Tallahassee, FL — A new 151-page version of the Florida House of Representatives’ elections bill HB 1355 surfaced late last night, making a bad elections bill even worse. The League of Women Voters of Florida, along with other voter groups, is still digesting this massive effort to increase regulations and obstacles for voters, Supervisors of Elections and third-party voter registration groups like the League.
When I reached this section of the linked article, I went to the text of the bill because I honestly did not believe it (pdf):
A new provision added last night would now require voters whose legitimacy is challenged by poll watchers to cast provisional ballots with no opportunity at the polls to defend themselves and cast a regular ballot.
Yup. It’s in there.
The clerk or inspector shall immediately deliver to the challenged person a copy of the oath of the person entering the challenge, and the challenged voter shall be allowed to cast a provisional ballot.
Alternatively, a challenge in accordance with this section may be filed in advance with the supervisor of elections no sooner than 30 days before an election. The supervisor shall promptly provide the election board in the challenged voter’s precinct with a copy of the oath of the person entering the challenge. The challenged voter shall be allowed to cast a provisional ballot.
A simple sworn statement that the voter is not eligible is enough to force any voter to accept a second-class ballot. Wow.
Conservatives in Ohio (like Florida) instituted a strict voter ID regimen based on conservative and media claims of voter fraud. A lot of us said at the time that voter ID laws wouldn’t solve the voter impersonation fraud problem because there was no voter impersonation fraud problem. As predicted, the voter ID laws in Ohio and Florida have had no effect at all, the unsupported claims continue, and are now being used to justify still more draconian measures. This is not at all surprising, because it was never about fraud.

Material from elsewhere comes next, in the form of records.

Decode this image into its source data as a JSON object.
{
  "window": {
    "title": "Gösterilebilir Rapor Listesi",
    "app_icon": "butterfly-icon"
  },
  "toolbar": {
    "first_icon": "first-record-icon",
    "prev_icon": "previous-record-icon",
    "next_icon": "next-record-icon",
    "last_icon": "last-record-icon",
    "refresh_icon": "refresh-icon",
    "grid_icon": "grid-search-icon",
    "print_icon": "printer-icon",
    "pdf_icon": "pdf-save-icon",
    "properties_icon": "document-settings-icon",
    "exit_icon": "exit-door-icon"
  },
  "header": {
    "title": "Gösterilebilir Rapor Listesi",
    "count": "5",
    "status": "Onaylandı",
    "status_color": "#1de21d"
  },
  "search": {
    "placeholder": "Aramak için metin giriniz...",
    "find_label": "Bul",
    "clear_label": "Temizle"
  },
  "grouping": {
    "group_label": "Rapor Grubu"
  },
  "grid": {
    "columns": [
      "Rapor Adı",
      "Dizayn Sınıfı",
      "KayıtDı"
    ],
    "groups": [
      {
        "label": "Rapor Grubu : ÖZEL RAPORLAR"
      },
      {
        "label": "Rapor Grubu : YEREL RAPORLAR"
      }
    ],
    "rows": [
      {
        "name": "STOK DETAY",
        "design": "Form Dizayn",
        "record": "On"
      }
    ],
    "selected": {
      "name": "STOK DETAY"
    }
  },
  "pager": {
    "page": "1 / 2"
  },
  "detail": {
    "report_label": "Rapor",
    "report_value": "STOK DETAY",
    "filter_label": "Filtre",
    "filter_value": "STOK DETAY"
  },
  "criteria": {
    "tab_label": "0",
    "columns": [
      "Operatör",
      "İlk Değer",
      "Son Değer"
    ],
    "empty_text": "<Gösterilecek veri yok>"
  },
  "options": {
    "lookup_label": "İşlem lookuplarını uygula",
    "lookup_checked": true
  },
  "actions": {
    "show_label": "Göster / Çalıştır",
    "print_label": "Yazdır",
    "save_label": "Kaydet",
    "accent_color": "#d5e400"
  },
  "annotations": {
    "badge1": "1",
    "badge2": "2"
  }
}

Conservatives and media invented a problem: voter impersonation fraud. They then solved the imaginary problem with strict ID regimes. We’re now moving to enact further laws based on the original, unsupported claim of “voter fraud”, although the “solutions” to the original accusation (ID laws) were put in place. Sound familiar?
Facts don’t matter in this one-sided debate, because it was never about voter fraud, just like the birth certificate “controversy” conservatives and media invented was never about official state records of birth.
With that, I’d suggest that voters should start protecting their own right to vote. If you’re a registered voter and are handed a second-class ballot, start with the presumption that you hold a right that is being summarily denied without a hearing.
Voting is a right (conservatives and media are wrong on the facts, law and history here: a trifecta of wrong) and any person who hands a voter a second-class ballot should have to defend that decision. I’d suggest that voters themselves “flip the script” when denied a first-class ballot and ask the poll worker questions that start with the presumption that the targeted voter is not guilty of fraud. If you’re handed a second-class ballot ask to see the specific rule that guided that decision and then ask if there’s any way under the rule(s) that you may cast a first-class ballot in that election.
That’s the way to approach the process because, despite conservative and media claims to the contrary, voting is not like cashing a check or using a debit card. Those are commercial transactions. Voting is not like driving because driving is a privilege. Voting is a right, and whether you own property or hold accounts or are state licensed to drive an automobile has no bearing whatever on that right.
You’re not at the counter at the DMV, bickering over your car registration. People died for this right, and the liberal position that one valid vote denied is one too many is an absolutely crucial counter to the conservative and media position that denying one or many eligible voters the franchise is no big deal.
Ignore Justice Scalia and his personal opinions, because he’s wrong. Don’t get over it.